**What you have to do**
Set down every entry exactly as given. Pictures are to be left out.

**Exercise data**
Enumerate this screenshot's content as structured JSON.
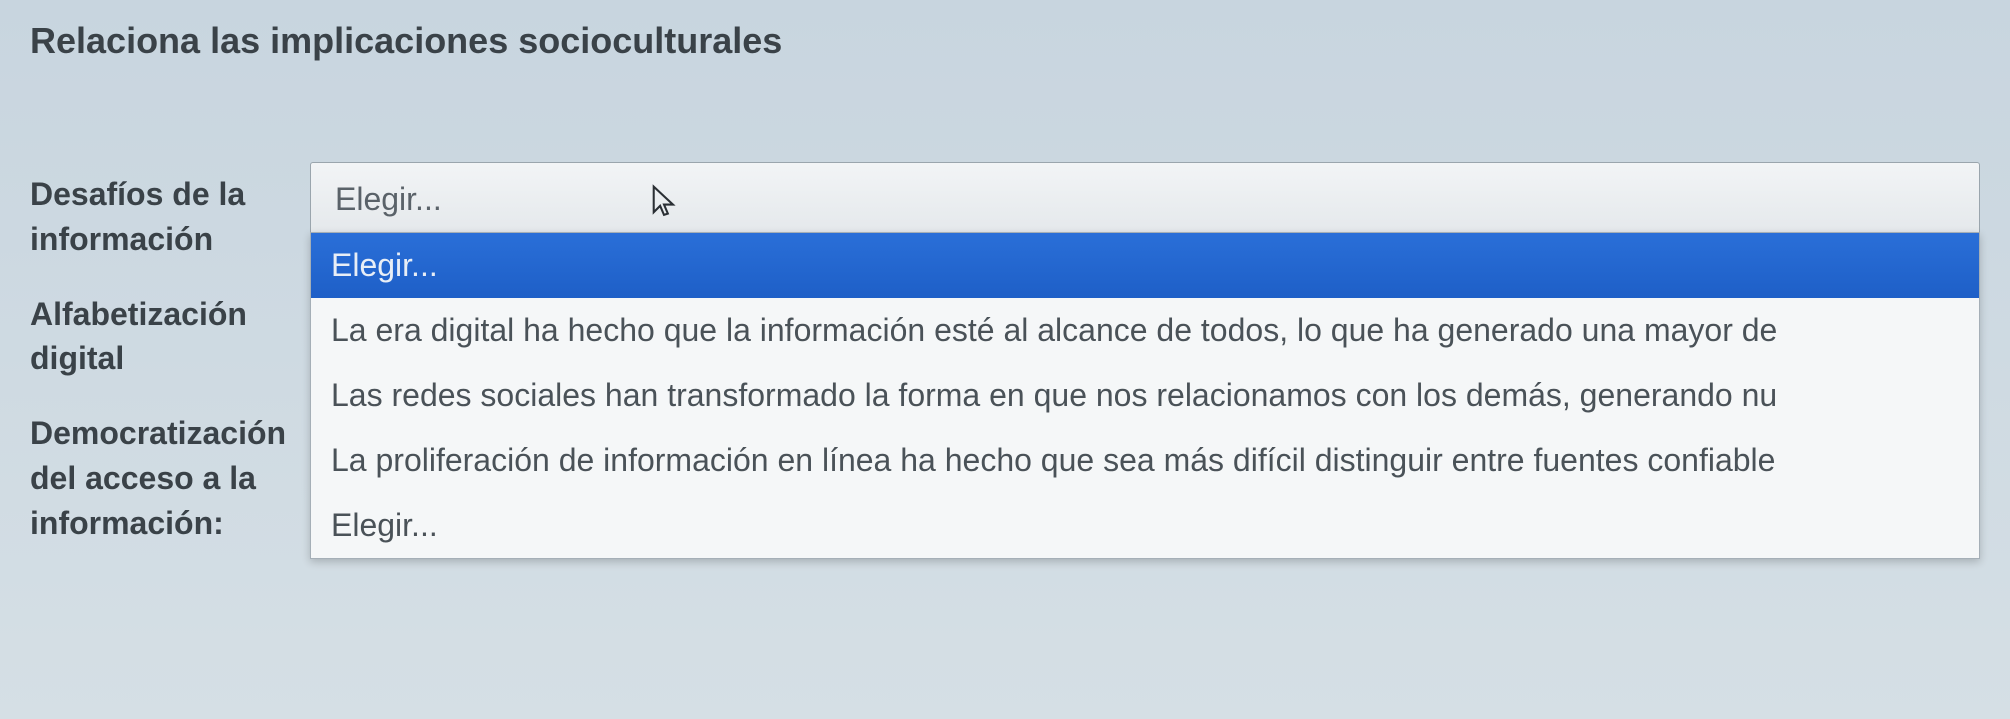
{
  "title": "Relaciona las implicaciones socioculturales",
  "labels": {
    "row1": "Desafíos de la información",
    "row2": "Alfabetización digital",
    "row3": "Democratización del acceso a la información:"
  },
  "select": {
    "placeholder": "Elegir...",
    "options": {
      "opt0": "Elegir...",
      "opt1": "La era digital ha hecho que la información esté al alcance de todos, lo que ha generado una mayor de",
      "opt2": "Las redes sociales han transformado la forma en que nos relacionamos con los demás, generando nu",
      "opt3": "La proliferación de información en línea ha hecho que sea más difícil distinguir entre fuentes confiable"
    }
  },
  "below_placeholder": "Elegir..."
}
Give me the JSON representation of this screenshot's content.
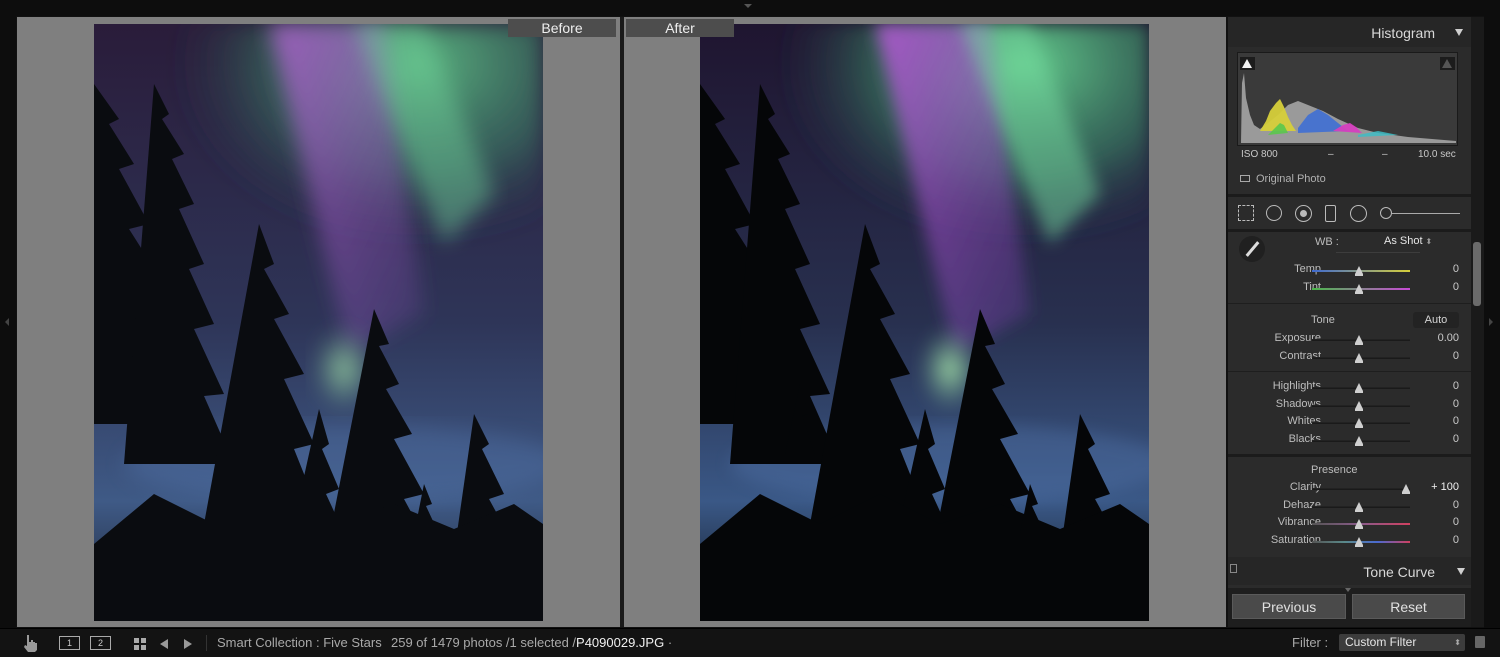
{
  "compare": {
    "before_label": "Before",
    "after_label": "After"
  },
  "histogram": {
    "title": "Histogram",
    "iso": "ISO 800",
    "dash1": "–",
    "dash2": "–",
    "shutter": "10.0 sec",
    "original_photo_label": "Original Photo"
  },
  "tools": [
    "crop-overlay",
    "spot-removal",
    "red-eye",
    "graduated-filter",
    "radial-filter",
    "adjustment-brush"
  ],
  "basic": {
    "wb_label": "WB :",
    "wb_value": "As Shot",
    "wb_updown": "⬍",
    "temp": {
      "label": "Temp",
      "value": "0",
      "position": 0.5
    },
    "tint": {
      "label": "Tint",
      "value": "0",
      "position": 0.5
    },
    "tone_title": "Tone",
    "auto_label": "Auto",
    "exposure": {
      "label": "Exposure",
      "value": "0.00",
      "position": 0.5
    },
    "contrast": {
      "label": "Contrast",
      "value": "0",
      "position": 0.5
    },
    "highlights": {
      "label": "Highlights",
      "value": "0",
      "position": 0.5
    },
    "shadows": {
      "label": "Shadows",
      "value": "0",
      "position": 0.5
    },
    "whites": {
      "label": "Whites",
      "value": "0",
      "position": 0.5
    },
    "blacks": {
      "label": "Blacks",
      "value": "0",
      "position": 0.5
    },
    "presence_title": "Presence",
    "clarity": {
      "label": "Clarity",
      "value": "+ 100",
      "position": 1.0
    },
    "dehaze": {
      "label": "Dehaze",
      "value": "0",
      "position": 0.5
    },
    "vibrance": {
      "label": "Vibrance",
      "value": "0",
      "position": 0.5
    },
    "saturation": {
      "label": "Saturation",
      "value": "0",
      "position": 0.5
    }
  },
  "tone_curve": {
    "title": "Tone Curve"
  },
  "buttons": {
    "previous": "Previous",
    "reset": "Reset"
  },
  "toolbar": {
    "monitor_1": "1",
    "monitor_2": "2",
    "collection": "Smart Collection : Five Stars",
    "count": "259 of 1479 photos /1 selected /",
    "filename": "P4090029.JPG",
    "filename_suffix": " ·",
    "filter_label": "Filter :",
    "filter_value": "Custom Filter",
    "filter_updown": "⬍"
  },
  "colors": {
    "panel_bg": "#2b2b2b",
    "pane_bg": "#7f7f7f",
    "aurora_green": "#5fc88a",
    "aurora_purple": "#a15bc7",
    "sky_blue": "#4a6a9a"
  }
}
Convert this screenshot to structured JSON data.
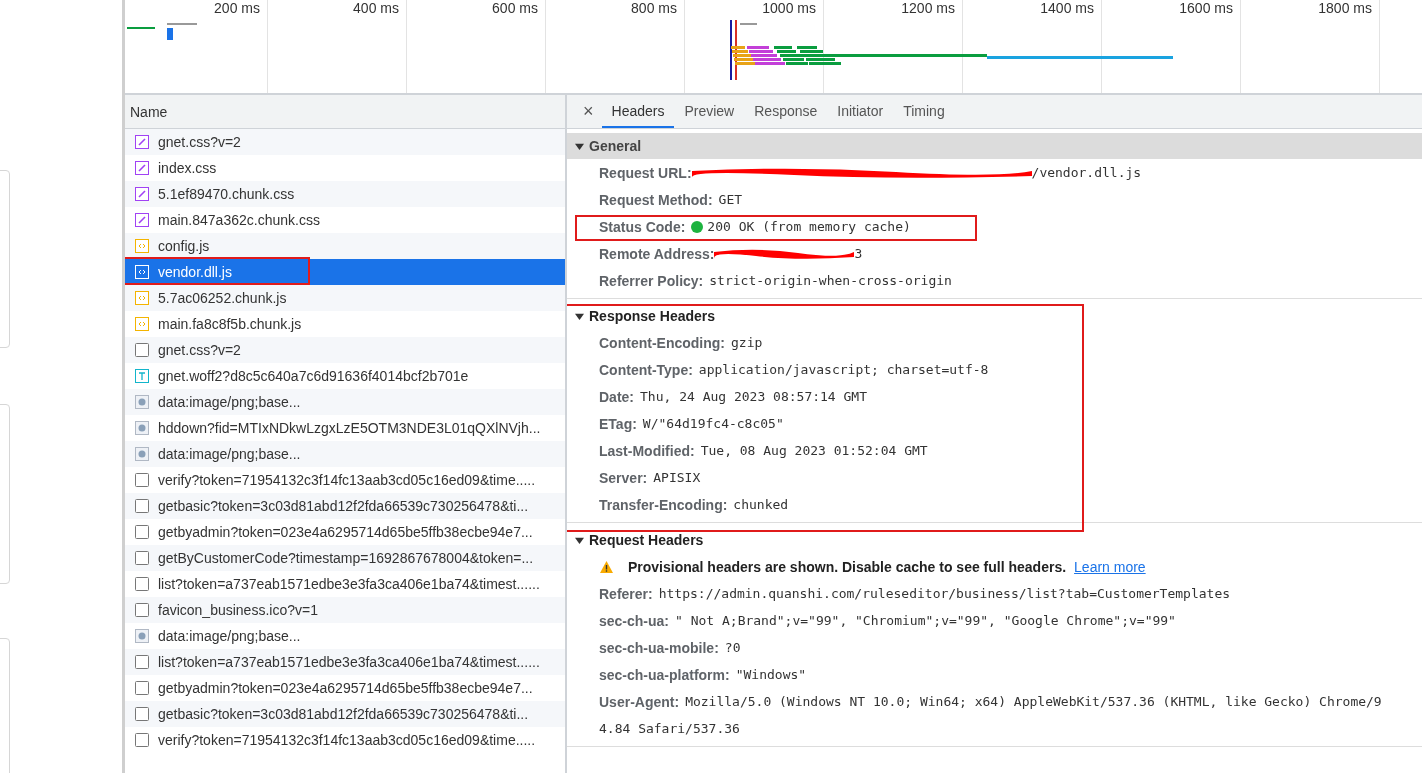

**Response area**
Enumerate this screenshot's content as structured JSON.
{
  "title": "Relaciona las implicaciones socioculturales",
  "labels": {
    "row1": "Desafíos de la información",
    "row2": "Alfabetización digital",
    "row3": "Democratización del acceso a la información:"
  },
  "select": {
    "placeholder": "Elegir...",
    "options": {
      "opt0": "Elegir...",
      "opt1": "La era digital ha hecho que la información esté al alcance de todos, lo que ha generado una mayor de",
      "opt2": "Las redes sociales han transformado la forma en que nos relacionamos con los demás, generando nu",
      "opt3": "La proliferación de información en línea ha hecho que sea más difícil distinguir entre fuentes confiable"
    }
  },
  "below_placeholder": "Elegir..."
}
Give me the JSON representation of this screenshot's content.
{
  "compare": {
    "before_label": "Before",
    "after_label": "After"
  },
  "histogram": {
    "title": "Histogram",
    "iso": "ISO 800",
    "dash1": "–",
    "dash2": "–",
    "shutter": "10.0 sec",
    "original_photo_label": "Original Photo"
  },
  "tools": [
    "crop-overlay",
    "spot-removal",
    "red-eye",
    "graduated-filter",
    "radial-filter",
    "adjustment-brush"
  ],
  "basic": {
    "wb_label": "WB :",
    "wb_value": "As Shot",
    "wb_updown": "⬍",
    "temp": {
      "label": "Temp",
      "value": "0",
      "position": 0.5
    },
    "tint": {
      "label": "Tint",
      "value": "0",
      "position": 0.5
    },
    "tone_title": "Tone",
    "auto_label": "Auto",
    "exposure": {
      "label": "Exposure",
      "value": "0.00",
      "position": 0.5
    },
    "contrast": {
      "label": "Contrast",
      "value": "0",
      "position": 0.5
    },
    "highlights": {
      "label": "Highlights",
      "value": "0",
      "position": 0.5
    },
    "shadows": {
      "label": "Shadows",
      "value": "0",
      "position": 0.5
    },
    "whites": {
      "label": "Whites",
      "value": "0",
      "position": 0.5
    },
    "blacks": {
      "label": "Blacks",
      "value": "0",
      "position": 0.5
    },
    "presence_title": "Presence",
    "clarity": {
      "label": "Clarity",
      "value": "+ 100",
      "position": 1.0
    },
    "dehaze": {
      "label": "Dehaze",
      "value": "0",
      "position": 0.5
    },
    "vibrance": {
      "label": "Vibrance",
      "value": "0",
      "position": 0.5
    },
    "saturation": {
      "label": "Saturation",
      "value": "0",
      "position": 0.5
    }
  },
  "tone_curve": {
    "title": "Tone Curve"
  },
  "buttons": {
    "previous": "Previous",
    "reset": "Reset"
  },
  "toolbar": {
    "monitor_1": "1",
    "monitor_2": "2",
    "collection": "Smart Collection : Five Stars",
    "count": "259 of 1479 photos /1 selected /",
    "filename": "P4090029.JPG",
    "filename_suffix": " ·",
    "filter_label": "Filter :",
    "filter_value": "Custom Filter",
    "filter_updown": "⬍"
  },
  "colors": {
    "panel_bg": "#2b2b2b",
    "pane_bg": "#7f7f7f",
    "aurora_green": "#5fc88a",
    "aurora_purple": "#a15bc7",
    "sky_blue": "#4a6a9a"
  }
}
Convert this screenshot to structured JSON data.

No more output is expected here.